▶ TRY IT: Every record below must be returned word for word, with the pictures left out.

▶ Web page and app entries:
━━━━━━━━━━━━━━━━━━━━━━━━━━━━━━
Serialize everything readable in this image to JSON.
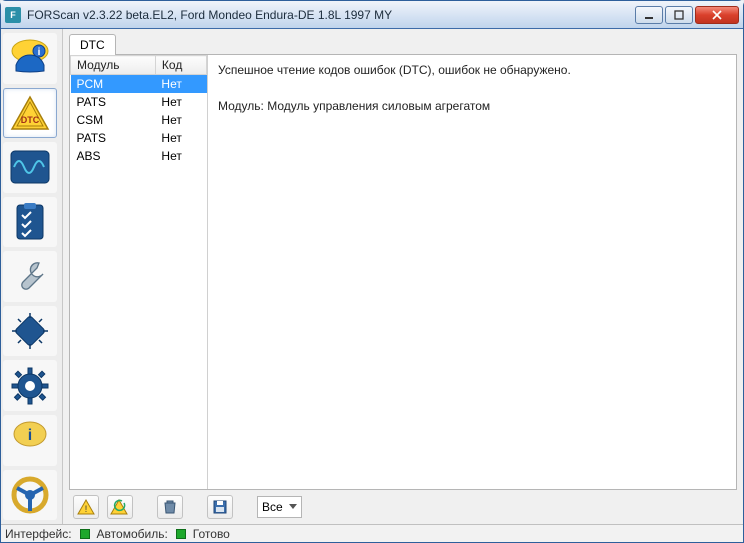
{
  "window": {
    "title": "FORScan v2.3.22 beta.EL2, Ford Mondeo Endura-DE 1.8L 1997 MY"
  },
  "sidebar": {
    "items": [
      {
        "name": "vehicle-info"
      },
      {
        "name": "dtc"
      },
      {
        "name": "oscilloscope"
      },
      {
        "name": "tests"
      },
      {
        "name": "service"
      },
      {
        "name": "obd"
      },
      {
        "name": "settings"
      },
      {
        "name": "help"
      },
      {
        "name": "steering"
      }
    ]
  },
  "tab": {
    "label": "DTC"
  },
  "grid": {
    "headers": {
      "module": "Модуль",
      "code": "Код"
    },
    "rows": [
      {
        "module": "PCM",
        "code": "Нет",
        "selected": true
      },
      {
        "module": "PATS",
        "code": "Нет"
      },
      {
        "module": "CSM",
        "code": "Нет"
      },
      {
        "module": "PATS",
        "code": "Нет"
      },
      {
        "module": "ABS",
        "code": "Нет"
      }
    ]
  },
  "detail": {
    "line1": "Успешное чтение кодов ошибок (DTC), ошибок не обнаружено.",
    "line2": "Модуль: Модуль управления силовым агрегатом"
  },
  "actionbar": {
    "dropdown_label": "Все"
  },
  "statusbar": {
    "interface_label": "Интерфейс:",
    "vehicle_label": "Автомобиль:",
    "ready_label": "Готово"
  }
}
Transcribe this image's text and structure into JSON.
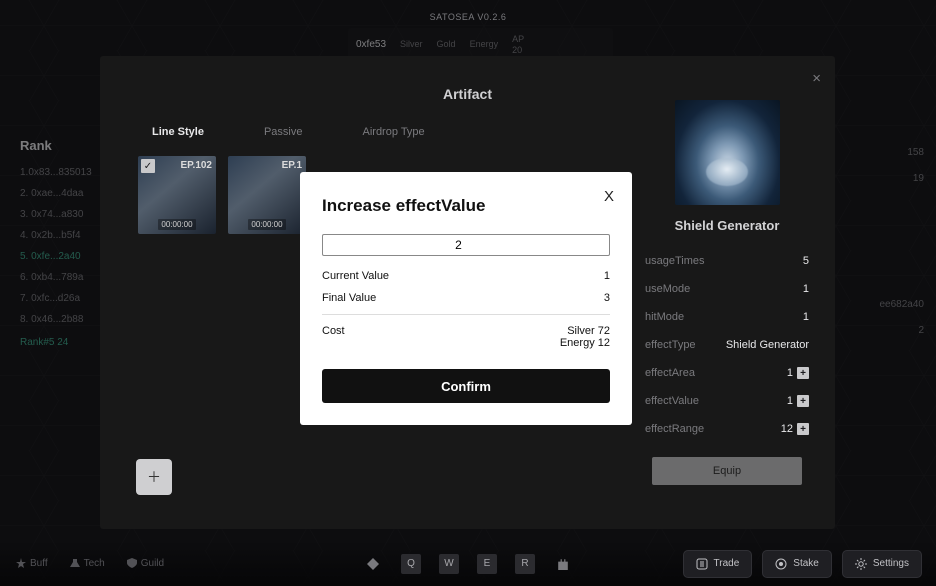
{
  "app_title": "SATOSEA V0.2.6",
  "resources": {
    "address": "0xfe53",
    "silver_label": "Silver",
    "gold_label": "Gold",
    "energy_label": "Energy",
    "ap_label": "AP",
    "ap_value": "20"
  },
  "rank": {
    "title": "Rank",
    "rows": [
      "1.0x83...835013",
      "2. 0xae...4daa",
      "3. 0x74...a830",
      "4. 0x2b...b5f4",
      "5. 0xfe...2a40",
      "6. 0xb4...789a",
      "7. 0xfc...d26a",
      "8. 0x46...2b88"
    ],
    "self_index": 4,
    "footer": "Rank#5   24"
  },
  "ghost_right": [
    "158",
    "19",
    "ee682a40",
    "2"
  ],
  "artifact_panel": {
    "title": "Artifact",
    "tabs": [
      "Line Style",
      "Passive",
      "Airdrop Type"
    ],
    "active_tab": 0,
    "cards": [
      {
        "ep": "EP.102",
        "timer": "00:00:00",
        "checked": true
      },
      {
        "ep": "EP.1",
        "timer": "00:00:00",
        "checked": false
      }
    ],
    "add_button_glyph": "＋＋",
    "details": {
      "name": "Shield Generator",
      "props": [
        {
          "k": "usageTimes",
          "v": "5",
          "plus": false
        },
        {
          "k": "useMode",
          "v": "1",
          "plus": false
        },
        {
          "k": "hitMode",
          "v": "1",
          "plus": false
        },
        {
          "k": "effectType",
          "v": "Shield Generator",
          "plus": false
        },
        {
          "k": "effectArea",
          "v": "1",
          "plus": true
        },
        {
          "k": "effectValue",
          "v": "1",
          "plus": true
        },
        {
          "k": "effectRange",
          "v": "12",
          "plus": true
        }
      ],
      "equip_label": "Equip"
    }
  },
  "dialog": {
    "title": "Increase effectValue",
    "input_value": "2",
    "current_label": "Current Value",
    "current_value": "1",
    "final_label": "Final Value",
    "final_value": "3",
    "cost_label": "Cost",
    "cost_lines": [
      "Silver 72",
      "Energy 12"
    ],
    "confirm_label": "Confirm",
    "close_glyph": "X"
  },
  "dock": {
    "left": [
      {
        "label": "Buff"
      },
      {
        "label": "Tech"
      },
      {
        "label": "Guild"
      }
    ],
    "keys": [
      "Q",
      "W",
      "E",
      "R"
    ],
    "right": [
      {
        "label": "Trade"
      },
      {
        "label": "Stake"
      },
      {
        "label": "Settings"
      }
    ]
  }
}
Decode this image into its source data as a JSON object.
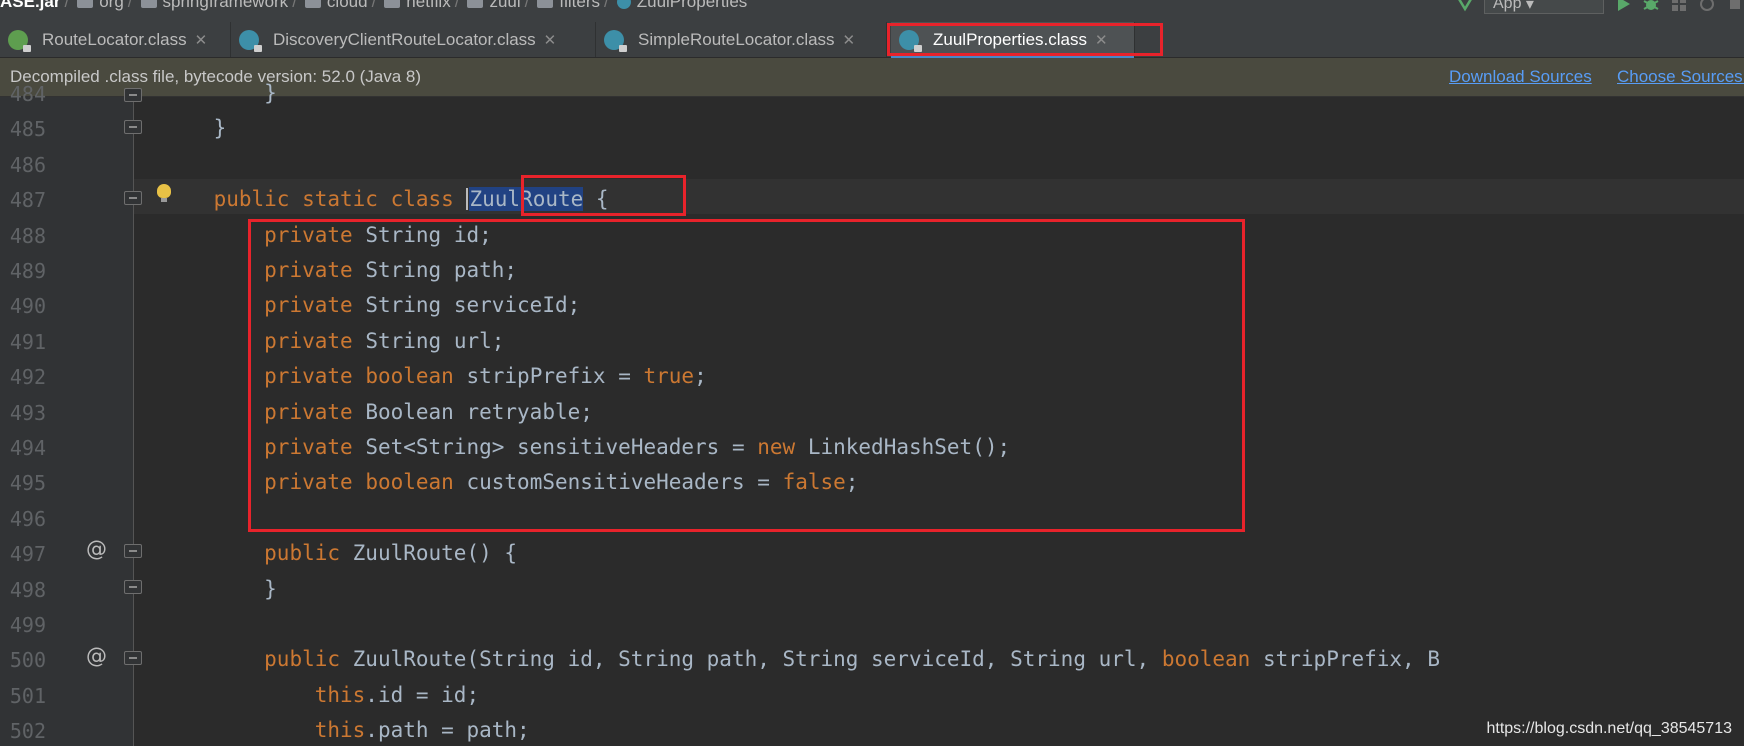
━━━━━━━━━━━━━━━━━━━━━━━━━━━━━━
▶ EXERCISE ANSWER:
Serialize everything readable in this image to JSON.
{
  "window": {
    "title": "FORScan v2.3.22 beta.EL2, Ford Mondeo Endura-DE 1.8L 1997 MY"
  },
  "sidebar": {
    "items": [
      {
        "name": "vehicle-info"
      },
      {
        "name": "dtc"
      },
      {
        "name": "oscilloscope"
      },
      {
        "name": "tests"
      },
      {
        "name": "service"
      },
      {
        "name": "obd"
      },
      {
        "name": "settings"
      },
      {
        "name": "help"
      },
      {
        "name": "steering"
      }
    ]
  },
  "tab": {
    "label": "DTC"
  },
  "grid": {
    "headers": {
      "module": "Модуль",
      "code": "Код"
    },
    "rows": [
      {
        "module": "PCM",
        "code": "Нет",
        "selected": true
      },
      {
        "module": "PATS",
        "code": "Нет"
      },
      {
        "module": "CSM",
        "code": "Нет"
      },
      {
        "module": "PATS",
        "code": "Нет"
      },
      {
        "module": "ABS",
        "code": "Нет"
      }
    ]
  },
  "detail": {
    "line1": "Успешное чтение кодов ошибок (DTC), ошибок не обнаружено.",
    "line2": "Модуль: Модуль управления силовым агрегатом"
  },
  "actionbar": {
    "dropdown_label": "Все"
  },
  "statusbar": {
    "interface_label": "Интерфейс:",
    "vehicle_label": "Автомобиль:",
    "ready_label": "Готово"
  }
}
Transcribe this image's text and structure into JSON.
{
  "app_title": "SATOSEA V0.2.6",
  "resources": {
    "address": "0xfe53",
    "silver_label": "Silver",
    "gold_label": "Gold",
    "energy_label": "Energy",
    "ap_label": "AP",
    "ap_value": "20"
  },
  "rank": {
    "title": "Rank",
    "rows": [
      "1.0x83...835013",
      "2. 0xae...4daa",
      "3. 0x74...a830",
      "4. 0x2b...b5f4",
      "5. 0xfe...2a40",
      "6. 0xb4...789a",
      "7. 0xfc...d26a",
      "8. 0x46...2b88"
    ],
    "self_index": 4,
    "footer": "Rank#5   24"
  },
  "ghost_right": [
    "158",
    "19",
    "ee682a40",
    "2"
  ],
  "artifact_panel": {
    "title": "Artifact",
    "tabs": [
      "Line Style",
      "Passive",
      "Airdrop Type"
    ],
    "active_tab": 0,
    "cards": [
      {
        "ep": "EP.102",
        "timer": "00:00:00",
        "checked": true
      },
      {
        "ep": "EP.1",
        "timer": "00:00:00",
        "checked": false
      }
    ],
    "add_button_glyph": "＋＋",
    "details": {
      "name": "Shield Generator",
      "props": [
        {
          "k": "usageTimes",
          "v": "5",
          "plus": false
        },
        {
          "k": "useMode",
          "v": "1",
          "plus": false
        },
        {
          "k": "hitMode",
          "v": "1",
          "plus": false
        },
        {
          "k": "effectType",
          "v": "Shield Generator",
          "plus": false
        },
        {
          "k": "effectArea",
          "v": "1",
          "plus": true
        },
        {
          "k": "effectValue",
          "v": "1",
          "plus": true
        },
        {
          "k": "effectRange",
          "v": "12",
          "plus": true
        }
      ],
      "equip_label": "Equip"
    }
  },
  "dialog": {
    "title": "Increase effectValue",
    "input_value": "2",
    "current_label": "Current Value",
    "current_value": "1",
    "final_label": "Final Value",
    "final_value": "3",
    "cost_label": "Cost",
    "cost_lines": [
      "Silver 72",
      "Energy 12"
    ],
    "confirm_label": "Confirm",
    "close_glyph": "X"
  },
  "dock": {
    "left": [
      {
        "label": "Buff"
      },
      {
        "label": "Tech"
      },
      {
        "label": "Guild"
      }
    ],
    "keys": [
      "Q",
      "W",
      "E",
      "R"
    ],
    "right": [
      {
        "label": "Trade"
      },
      {
        "label": "Stake"
      },
      {
        "label": "Settings"
      }
    ]
  }
}
Decode this image into its source data as a JSON object.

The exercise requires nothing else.